Predicting the occurrence of potential dangerous scorpions in an area may be an important tool in preventing serious sting cases. Moulay Abdelmonaim El Hidan and co-workers have published a study where they have identified environmental factors related to scorpion species occurrence in Morocco (the medical important genus Ancrotonus was chosen), and based on this they have developed scorpion envenomation risk maps for the same areas.
Aim: The objective of this study was to establish environmental factors related to scorpion species occurrence and their current potential geographic distributions in Morocco, to produce a current envenomation risk map and also to assess the human population at risk of envenomation.
Materials and Methods: In this study, 71 georeferenced points for all scorpion species and nine environmental indicators were used to generate species distribution models in Maxent (maximum entropy modeling of species geographic distributions) version 3.3.3k. The models were evaluated by the area under the curve (AUC), using the omission error and the binomial probability. With the data generated by Maxent, distribution and envenomation risk maps were produced using the “ESRI® ArcGIS 10.2.2 for Desktop” software.
Results: The models had high predictive success (AUC >0.95±0.025). Altitude, slope and five bioclimatic attributes were found to play a significant role in determining Androctonus scorpion species distribution. Ecological niche models (ENMs) showed high concordance with the known distribution of the species. Produced risk map identified broad risk areas for Androctonus scorpion envenomation, extending along Marrakech-Tensift-Al Haouz, Souss-Massa-Draa, and some areas of Doukkala-Abda and Oriental regions.

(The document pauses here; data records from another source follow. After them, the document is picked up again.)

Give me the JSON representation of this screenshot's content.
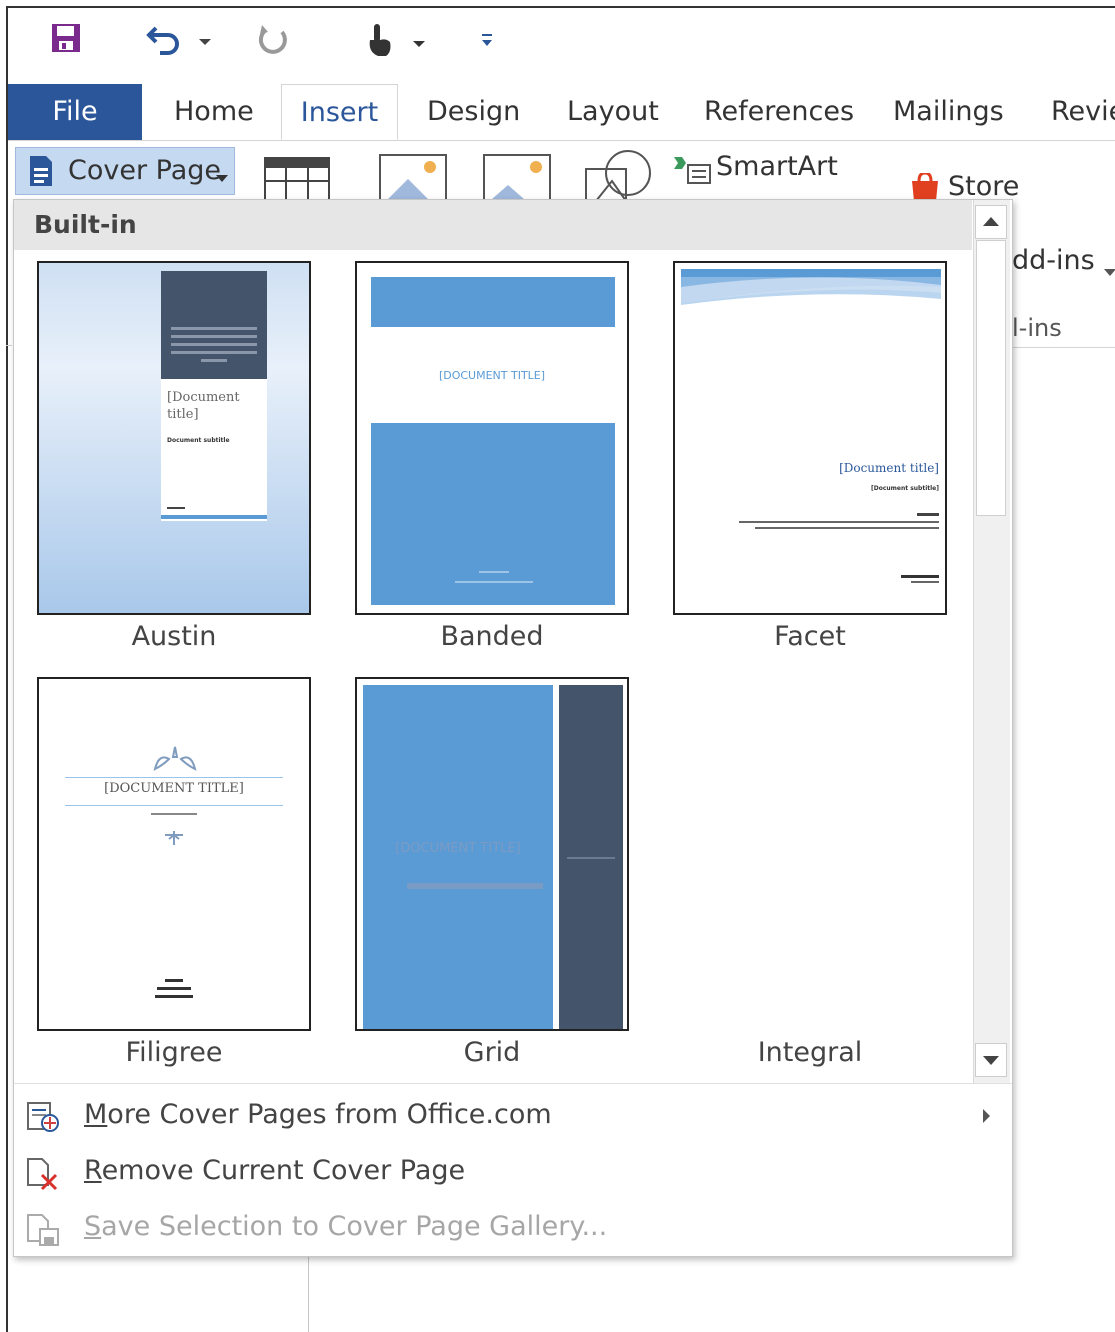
{
  "qat": {
    "icons": [
      "save-icon",
      "undo-icon",
      "redo-icon",
      "touch-mode-icon",
      "customize-icon"
    ]
  },
  "tabs": [
    {
      "label": "File"
    },
    {
      "label": "Home"
    },
    {
      "label": "Insert"
    },
    {
      "label": "Design"
    },
    {
      "label": "Layout"
    },
    {
      "label": "References"
    },
    {
      "label": "Mailings"
    },
    {
      "label": "Revie"
    }
  ],
  "ribbon": {
    "cover_page_label": "Cover Page",
    "smartart_label": "SmartArt",
    "store_label": "Store",
    "addins_label": "dd-ins",
    "addins_group_label": "l-ins"
  },
  "gallery": {
    "section_title": "Built-in",
    "items": [
      {
        "label": "Austin",
        "title_text": "[Document title]",
        "subtitle_text": "Document subtitle"
      },
      {
        "label": "Banded",
        "title_text": "[DOCUMENT TITLE]"
      },
      {
        "label": "Facet",
        "title_text": "[Document title]",
        "subtitle_text": "[Document subtitle]"
      },
      {
        "label": "Filigree",
        "title_text": "[DOCUMENT TITLE]"
      },
      {
        "label": "Grid",
        "title_text": "[DOCUMENT TITLE]"
      },
      {
        "label": "Integral"
      }
    ]
  },
  "menu": {
    "more": {
      "prefix": "",
      "accel": "M",
      "rest": "ore Cover Pages from Office.com"
    },
    "remove": {
      "accel": "R",
      "rest": "emove Current Cover Page"
    },
    "save": {
      "accel": "S",
      "rest": "ave Selection to Cover Page Gallery..."
    }
  },
  "colors": {
    "file_tab": "#2b579a",
    "accent_blue": "#5b9bd5",
    "dark_slate": "#44546a",
    "selected_button": "#c5d9f1"
  }
}
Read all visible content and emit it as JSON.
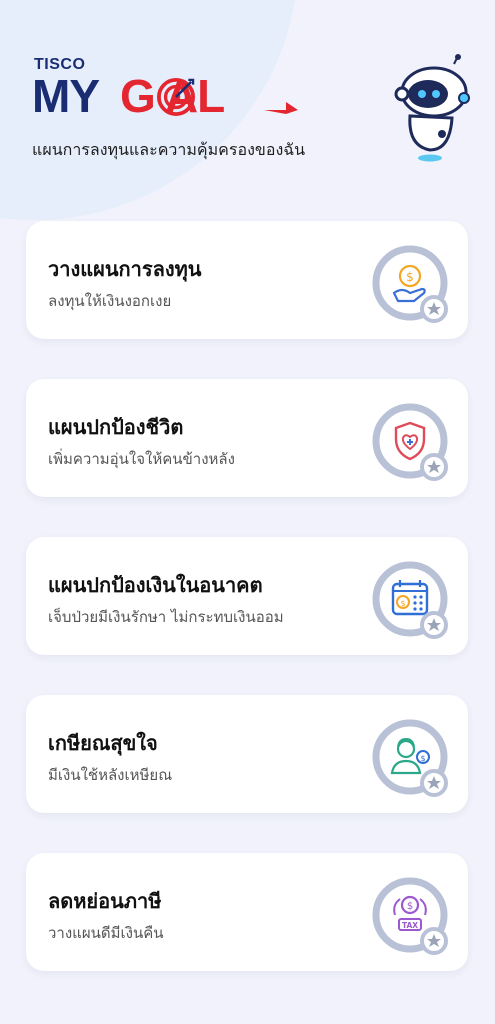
{
  "header": {
    "brand_small": "TISCO",
    "logo_my": "MY",
    "logo_goal": "G  AL",
    "tagline": "แผนการลงทุนและความคุ้มครองของฉัน"
  },
  "menu": {
    "items": [
      {
        "title": "วางแผนการลงทุน",
        "subtitle": "ลงทุนให้เงินงอกเงย",
        "icon": "investment-icon"
      },
      {
        "title": "แผนปกป้องชีวิต",
        "subtitle": "เพิ่มความอุ่นใจให้คนข้างหลัง",
        "icon": "shield-heart-icon"
      },
      {
        "title": "แผนปกป้องเงินในอนาคต",
        "subtitle": "เจ็บป่วยมีเงินรักษา ไม่กระทบเงินออม",
        "icon": "calendar-money-icon"
      },
      {
        "title": "เกษียณสุขใจ",
        "subtitle": "มีเงินใช้หลังเหษียณ",
        "icon": "retiree-icon"
      },
      {
        "title": "ลดหย่อนภาษี",
        "subtitle": "วางแผนดีมีเงินคืน",
        "icon": "tax-icon"
      }
    ]
  },
  "colors": {
    "navy": "#1a2d72",
    "red": "#e3262f",
    "background": "#f1f2fb",
    "card": "#ffffff",
    "ring": "#b8c1d6"
  }
}
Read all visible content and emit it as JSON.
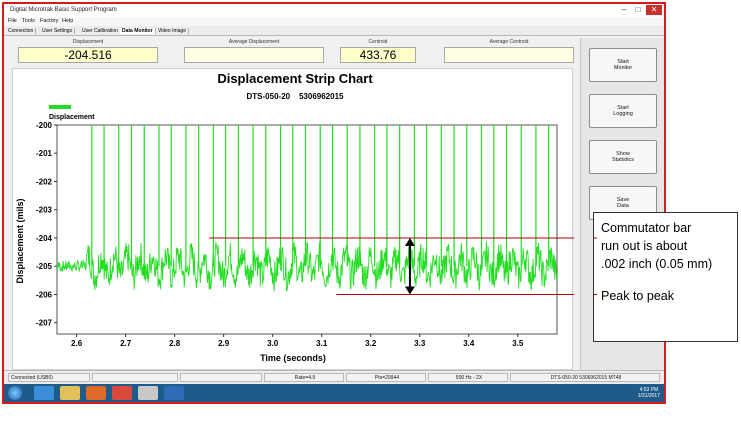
{
  "window": {
    "title": "Digital Microtrak Basic Support Program",
    "controls": [
      "–",
      "□",
      "✕"
    ]
  },
  "menu": [
    "File",
    "Tools",
    "Factory",
    "Help"
  ],
  "tabs": [
    {
      "label": "Connection",
      "active": false
    },
    {
      "label": "User Settings",
      "active": false
    },
    {
      "label": "User Calibration",
      "active": false
    },
    {
      "label": "Data Monitor",
      "active": true
    },
    {
      "label": "Video Image",
      "active": false
    }
  ],
  "readouts": {
    "displacement_label": "Displacement",
    "displacement_value": "-204.516",
    "avg_displacement_label": "Average Displacement",
    "avg_displacement_value": "",
    "centroid_label": "Centroid",
    "centroid_value": "433.76",
    "avg_centroid_label": "Average Centroid",
    "avg_centroid_value": ""
  },
  "side_buttons": [
    "Start\nMonitor",
    "Start\nLogging",
    "Show\nStatistics",
    "Save\nData"
  ],
  "chart_data": {
    "type": "line",
    "title": "Displacement Strip Chart",
    "subtitle": "DTS-050-20    5306962015",
    "xlabel": "Time (seconds)",
    "ylabel": "Displacement (mils)",
    "xlim": [
      2.56,
      3.58
    ],
    "ylim": [
      -207.4,
      -200.0
    ],
    "xticks": [
      "2.6",
      "2.7",
      "2.8",
      "2.9",
      "3.0",
      "3.1",
      "3.2",
      "3.3",
      "3.4",
      "3.5"
    ],
    "yticks": [
      "-200",
      "-201",
      "-202",
      "-203",
      "-204",
      "-205",
      "-206",
      "-207"
    ],
    "grid": true,
    "series": [
      {
        "name": "Displacement",
        "color": "#22dd22",
        "baseline_range": [
          -206.0,
          -204.0
        ],
        "spike_times": [
          2.631,
          2.656,
          2.686,
          2.712,
          2.738,
          2.768,
          2.793,
          2.823,
          2.849,
          2.879,
          2.904,
          2.93,
          2.96,
          2.986,
          3.016,
          3.041,
          3.067,
          3.097,
          3.122,
          3.152,
          3.178,
          3.208,
          3.233,
          3.259,
          3.289,
          3.314,
          3.344,
          3.37,
          3.396,
          3.426,
          3.451,
          3.477,
          3.507,
          3.537,
          3.563
        ]
      }
    ],
    "annotations": [
      {
        "text": "Commutator bar run out is about .002 inch (0.05 mm)",
        "y_from": -204.0,
        "y_to": -206.0,
        "x": 3.28
      },
      {
        "text": "Peak to peak"
      }
    ]
  },
  "annotation_box": {
    "lines": [
      "Commutator bar",
      "run out is about",
      ".002 inch (0.05 mm)"
    ],
    "footer": "Peak to peak"
  },
  "statusbar": {
    "connection": "Connected (USB0)",
    "rate": "Rate=4.9",
    "pts": "Pts=29944",
    "freq": "500 Hz  -  2X",
    "device": "DTS-050-20    5306962015    MT48"
  },
  "clock": {
    "time": "4:53 PM",
    "date": "1/31/2017"
  }
}
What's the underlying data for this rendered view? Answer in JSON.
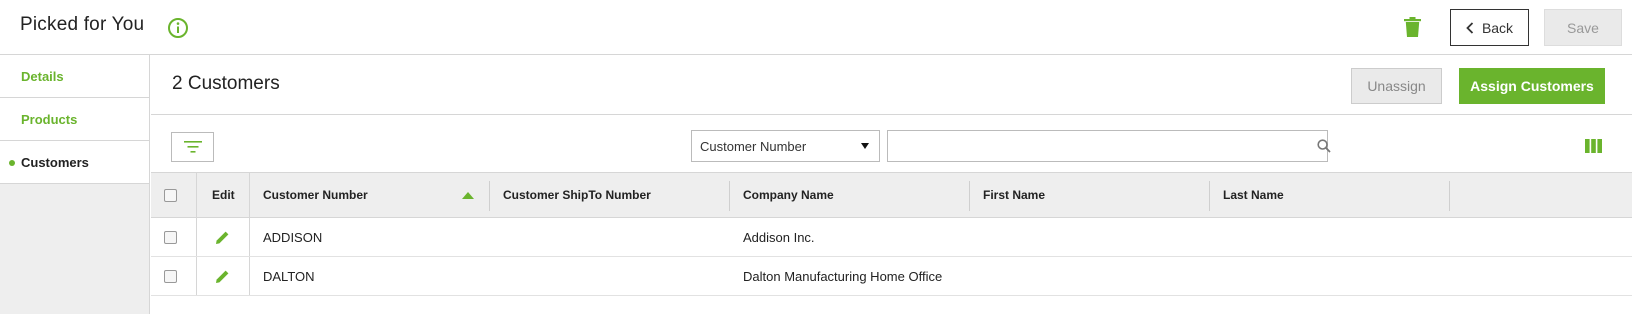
{
  "header": {
    "title": "Picked for You",
    "back_label": "Back",
    "save_label": "Save"
  },
  "sidebar": {
    "items": [
      {
        "label": "Details",
        "active": false
      },
      {
        "label": "Products",
        "active": false
      },
      {
        "label": "Customers",
        "active": true
      }
    ]
  },
  "section": {
    "title": "2 Customers",
    "unassign_label": "Unassign",
    "assign_label": "Assign Customers"
  },
  "search": {
    "field_select": "Customer Number",
    "query": "",
    "placeholder": ""
  },
  "table": {
    "edit_header": "Edit",
    "columns": [
      "Customer Number",
      "Customer ShipTo Number",
      "Company Name",
      "First Name",
      "Last Name"
    ],
    "sort_column": "Customer Number",
    "sort_direction": "ascending",
    "rows": [
      {
        "customer_number": "ADDISON",
        "shipto_number": "",
        "company_name": "Addison Inc.",
        "first_name": "",
        "last_name": ""
      },
      {
        "customer_number": "DALTON",
        "shipto_number": "",
        "company_name": "Dalton Manufacturing Home Office",
        "first_name": "",
        "last_name": ""
      }
    ]
  },
  "colors": {
    "accent": "#6ab42d",
    "text": "#222222",
    "border": "#d6d6d6",
    "panel": "#eeeeee"
  }
}
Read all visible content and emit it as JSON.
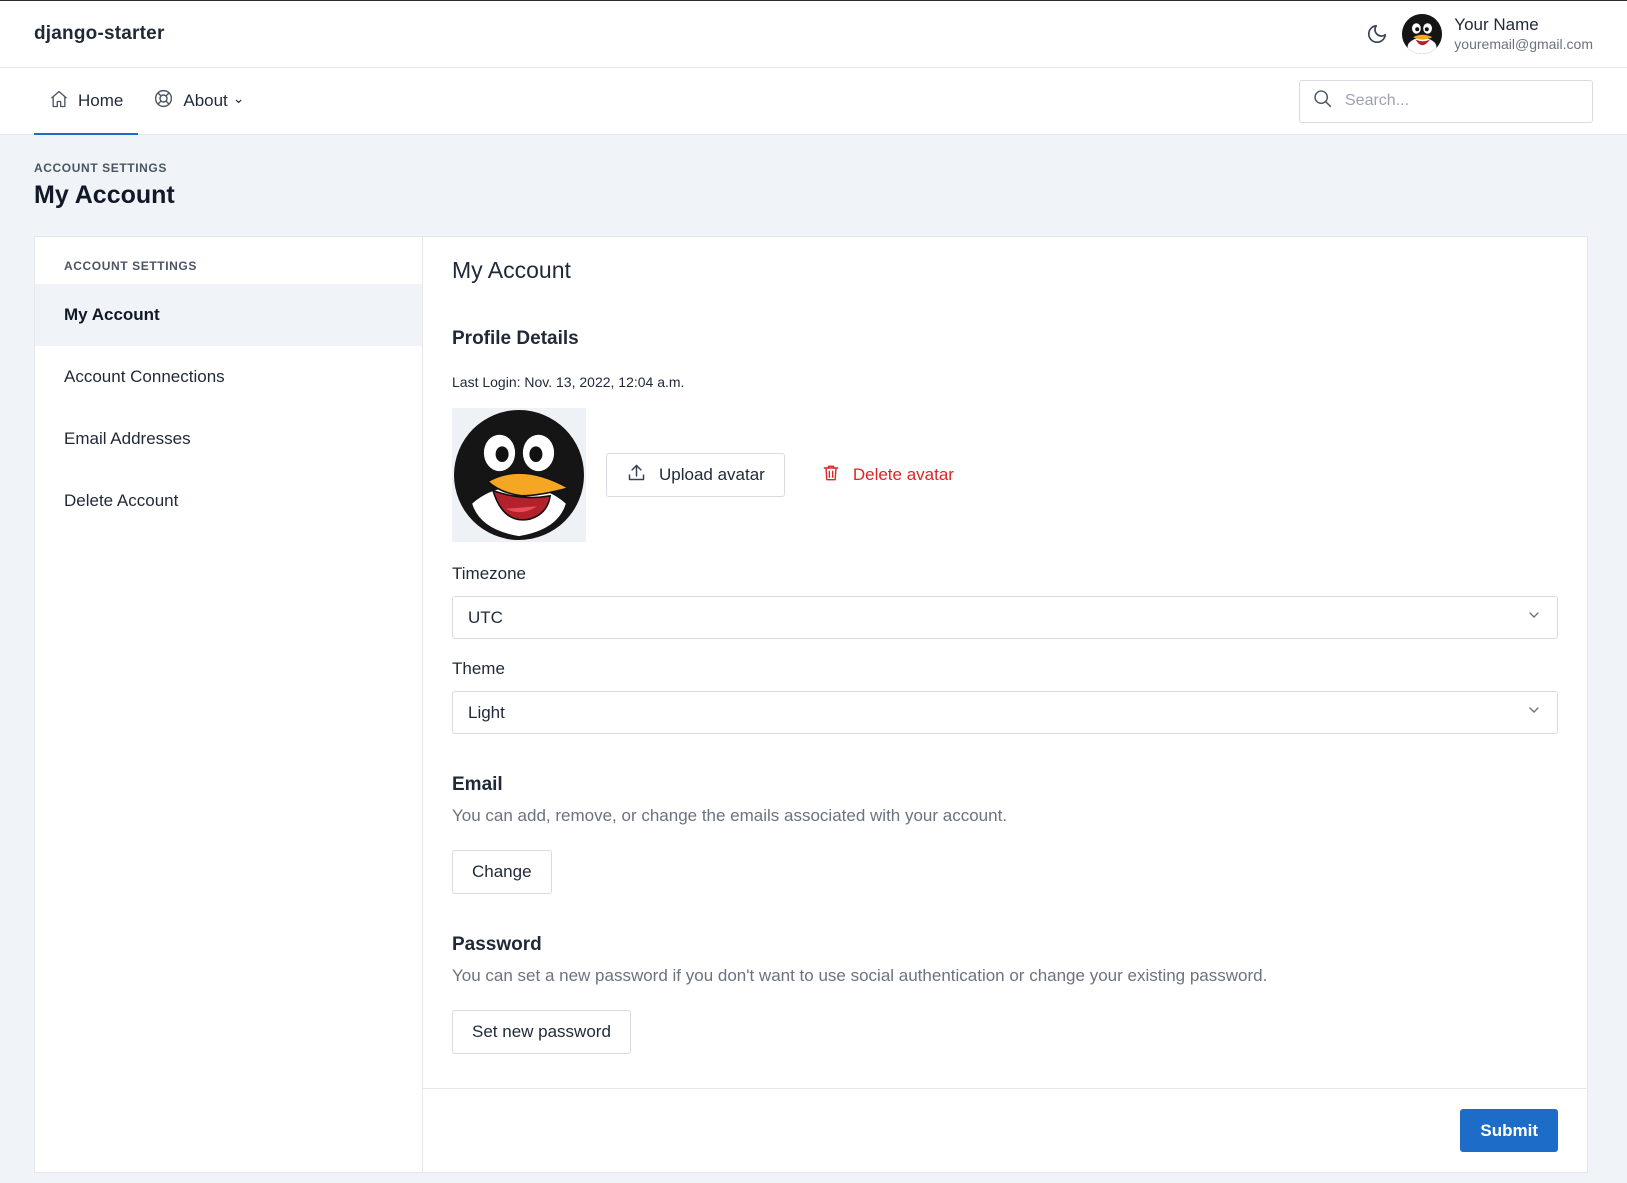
{
  "app": {
    "brand": "django-starter"
  },
  "user": {
    "name": "Your Name",
    "email": "youremail@gmail.com"
  },
  "icons": {
    "theme_toggle": "moon-icon",
    "home": "home-icon",
    "about": "lifebuoy-icon",
    "search": "search-icon",
    "upload": "upload-icon",
    "delete": "trash-icon",
    "dropdown": "chevron-down-icon"
  },
  "nav": {
    "home_label": "Home",
    "about_label": "About",
    "about_caret": "⌄",
    "active": "Home"
  },
  "search": {
    "placeholder": "Search..."
  },
  "page": {
    "eyebrow": "ACCOUNT SETTINGS",
    "title": "My Account"
  },
  "sidebar": {
    "heading": "ACCOUNT SETTINGS",
    "items": [
      {
        "label": "My Account",
        "active": true
      },
      {
        "label": "Account Connections",
        "active": false
      },
      {
        "label": "Email Addresses",
        "active": false
      },
      {
        "label": "Delete Account",
        "active": false
      }
    ]
  },
  "main": {
    "title": "My Account",
    "profile_heading": "Profile Details",
    "last_login": "Last Login: Nov. 13, 2022, 12:04 a.m.",
    "upload_label": "Upload avatar",
    "delete_label": "Delete avatar",
    "timezone_label": "Timezone",
    "timezone_value": "UTC",
    "theme_label": "Theme",
    "theme_value": "Light",
    "email_heading": "Email",
    "email_help": "You can add, remove, or change the emails associated with your account.",
    "email_button": "Change",
    "password_heading": "Password",
    "password_help": "You can set a new password if you don't want to use social authentication or change your existing password.",
    "password_button": "Set new password",
    "submit_label": "Submit"
  },
  "colors": {
    "accent": "#1d6cc8",
    "danger": "#dc2626",
    "page_bg": "#f0f3f7"
  }
}
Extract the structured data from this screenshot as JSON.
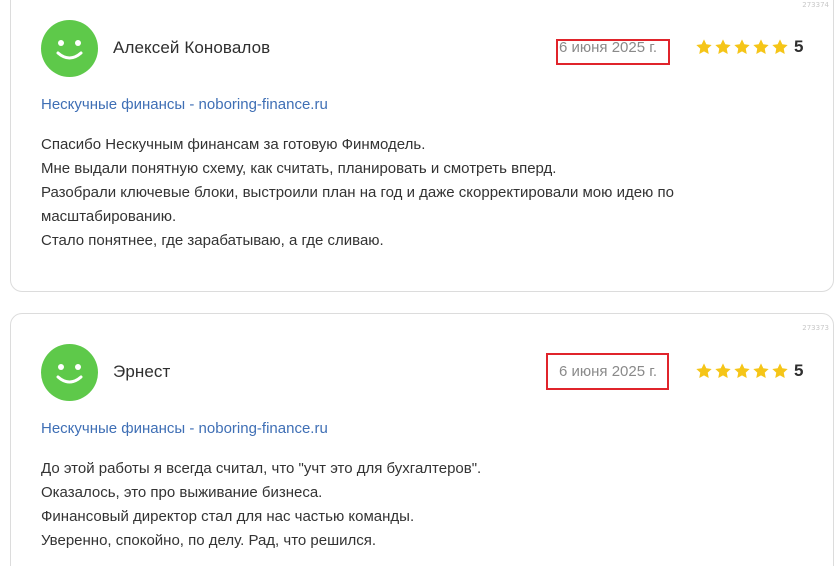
{
  "reviews": [
    {
      "id": "273374",
      "author": "Алексей Коновалов",
      "date": "6 июня 2025 г.",
      "rating": "5",
      "stars": 5,
      "source": "Нескучные финансы - noboring-finance.ru",
      "text": [
        "Спасибо Нескучным финансам за готовую Финмодель.",
        "Мне выдали понятную схему, как считать, планировать и смотреть вперд.",
        "Разобрали ключевые блоки, выстроили план на год и даже скорректировали мою идею по",
        "масштабированию.",
        "Стало понятнее, где зарабатываю, а где сливаю."
      ]
    },
    {
      "id": "273373",
      "author": "Эрнест",
      "date": "6 июня 2025 г.",
      "rating": "5",
      "stars": 5,
      "source": "Нескучные финансы - noboring-finance.ru",
      "text": [
        "До этой работы я всегда считал, что \"учт  это для бухгалтеров\".",
        "Оказалось, это про выживание бизнеса.",
        "Финансовый директор стал для нас частью команды.",
        "Уверенно, спокойно, по делу. Рад, что решился."
      ]
    }
  ],
  "colors": {
    "avatar": "#5ec94a",
    "star": "#f5c518",
    "link": "#3f6fb5",
    "highlight": "#e0242b"
  },
  "icons": {
    "avatar": "smiley-face-icon",
    "star": "star-icon"
  }
}
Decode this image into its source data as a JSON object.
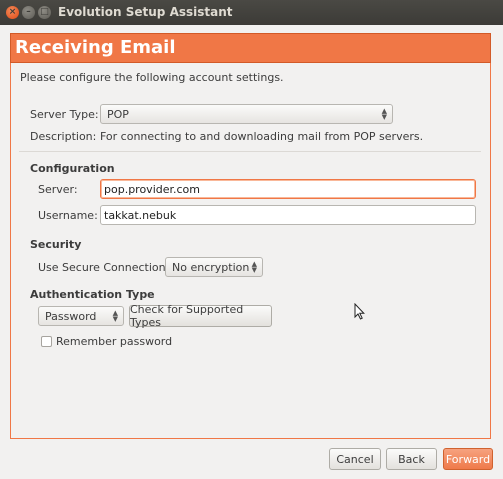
{
  "window": {
    "title": "Evolution Setup Assistant",
    "close_glyph": "×",
    "min_glyph": "–",
    "max_glyph": "□"
  },
  "header": {
    "title": "Receiving Email",
    "accent": "#f07746"
  },
  "intro": "Please configure the following account settings.",
  "server_type": {
    "label": "Server Type:",
    "value": "POP",
    "description_label": "Description:",
    "description": "For connecting to and downloading mail from POP servers."
  },
  "configuration": {
    "heading": "Configuration",
    "server_label": "Server:",
    "server_value": "pop.provider.com",
    "username_label": "Username:",
    "username_value": "takkat.nebuk"
  },
  "security": {
    "heading": "Security",
    "secure_label": "Use Secure Connection:",
    "secure_value": "No encryption"
  },
  "authentication": {
    "heading": "Authentication Type",
    "type_value": "Password",
    "check_button": "Check for Supported Types",
    "remember_label": "Remember password"
  },
  "footer": {
    "cancel": "Cancel",
    "back": "Back",
    "forward": "Forward"
  }
}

Conclusion: Considering these findings ENMs could be useful to afford important information on distributions of medically important scorpion species as well as producing scorpion envenomation risk maps.
El Hidan MA, Touloun O, Bouazza A, Laaradia MA, Boumezzough A. Androctonus genus species in arid regions: Ecological niche models, geographical distributions, and envenomation risk. Veterinary World. 2018;11(3):286-92. [Open Access]
Thanks to Carlos Turiel for informing me about this article!